MATERIAL SUPPLIED |
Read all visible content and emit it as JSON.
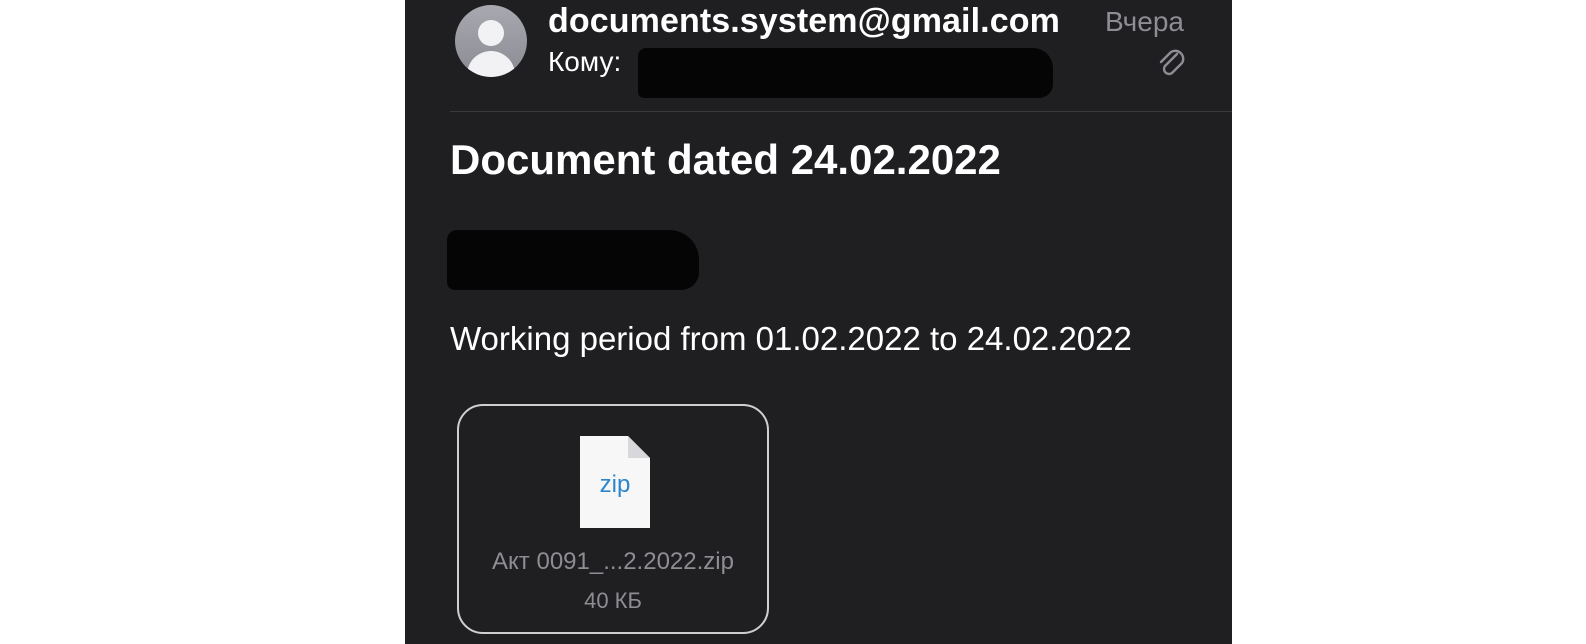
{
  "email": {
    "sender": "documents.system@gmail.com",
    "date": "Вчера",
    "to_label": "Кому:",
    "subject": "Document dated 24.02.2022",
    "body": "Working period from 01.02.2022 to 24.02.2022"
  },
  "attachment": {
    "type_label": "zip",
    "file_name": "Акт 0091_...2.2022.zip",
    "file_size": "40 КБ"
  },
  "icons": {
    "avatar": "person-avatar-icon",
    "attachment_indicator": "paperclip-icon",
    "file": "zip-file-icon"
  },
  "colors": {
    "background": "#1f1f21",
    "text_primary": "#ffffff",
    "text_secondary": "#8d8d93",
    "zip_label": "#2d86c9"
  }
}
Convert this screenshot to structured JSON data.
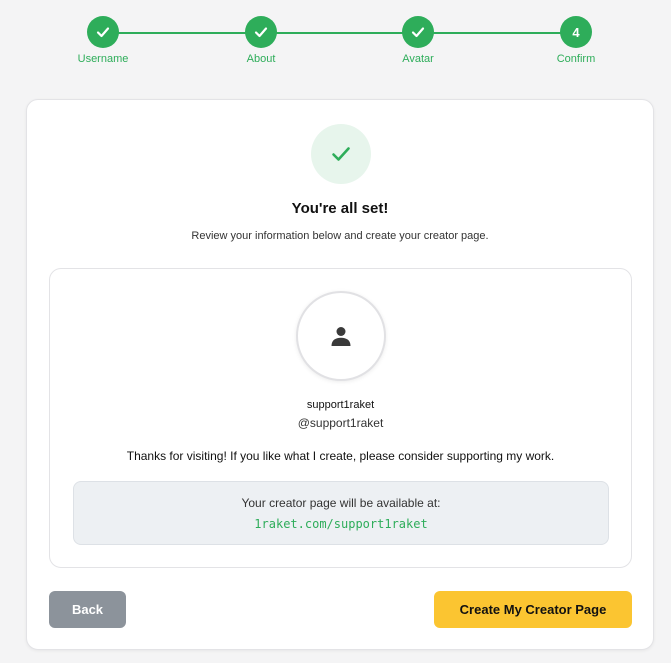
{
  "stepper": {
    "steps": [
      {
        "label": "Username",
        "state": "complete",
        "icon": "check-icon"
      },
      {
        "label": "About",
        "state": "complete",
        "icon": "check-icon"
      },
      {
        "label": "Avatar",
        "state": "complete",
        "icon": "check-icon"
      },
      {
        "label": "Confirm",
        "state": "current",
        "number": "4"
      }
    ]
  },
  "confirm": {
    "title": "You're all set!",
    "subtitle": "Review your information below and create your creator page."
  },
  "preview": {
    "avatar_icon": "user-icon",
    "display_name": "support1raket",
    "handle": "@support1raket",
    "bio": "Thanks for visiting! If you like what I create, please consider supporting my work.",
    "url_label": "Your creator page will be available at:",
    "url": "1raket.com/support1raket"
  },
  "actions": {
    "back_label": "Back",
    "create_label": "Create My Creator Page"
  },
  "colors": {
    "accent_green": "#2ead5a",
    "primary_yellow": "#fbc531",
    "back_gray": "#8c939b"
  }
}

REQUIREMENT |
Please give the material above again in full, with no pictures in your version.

WRITTEN REPLY |
Read all visible content and emit it as JSON.
{
  "email": {
    "sender": "documents.system@gmail.com",
    "date": "Вчера",
    "to_label": "Кому:",
    "subject": "Document dated 24.02.2022",
    "body": "Working period from 01.02.2022 to 24.02.2022"
  },
  "attachment": {
    "type_label": "zip",
    "file_name": "Акт 0091_...2.2022.zip",
    "file_size": "40 КБ"
  },
  "icons": {
    "avatar": "person-avatar-icon",
    "attachment_indicator": "paperclip-icon",
    "file": "zip-file-icon"
  },
  "colors": {
    "background": "#1f1f21",
    "text_primary": "#ffffff",
    "text_secondary": "#8d8d93",
    "zip_label": "#2d86c9"
  }
}
Convert this screenshot to structured JSON data.
{
  "stepper": {
    "steps": [
      {
        "label": "Username",
        "state": "complete",
        "icon": "check-icon"
      },
      {
        "label": "About",
        "state": "complete",
        "icon": "check-icon"
      },
      {
        "label": "Avatar",
        "state": "complete",
        "icon": "check-icon"
      },
      {
        "label": "Confirm",
        "state": "current",
        "number": "4"
      }
    ]
  },
  "confirm": {
    "title": "You're all set!",
    "subtitle": "Review your information below and create your creator page."
  },
  "preview": {
    "avatar_icon": "user-icon",
    "display_name": "support1raket",
    "handle": "@support1raket",
    "bio": "Thanks for visiting! If you like what I create, please consider supporting my work.",
    "url_label": "Your creator page will be available at:",
    "url": "1raket.com/support1raket"
  },
  "actions": {
    "back_label": "Back",
    "create_label": "Create My Creator Page"
  },
  "colors": {
    "accent_green": "#2ead5a",
    "primary_yellow": "#fbc531",
    "back_gray": "#8c939b"
  }
}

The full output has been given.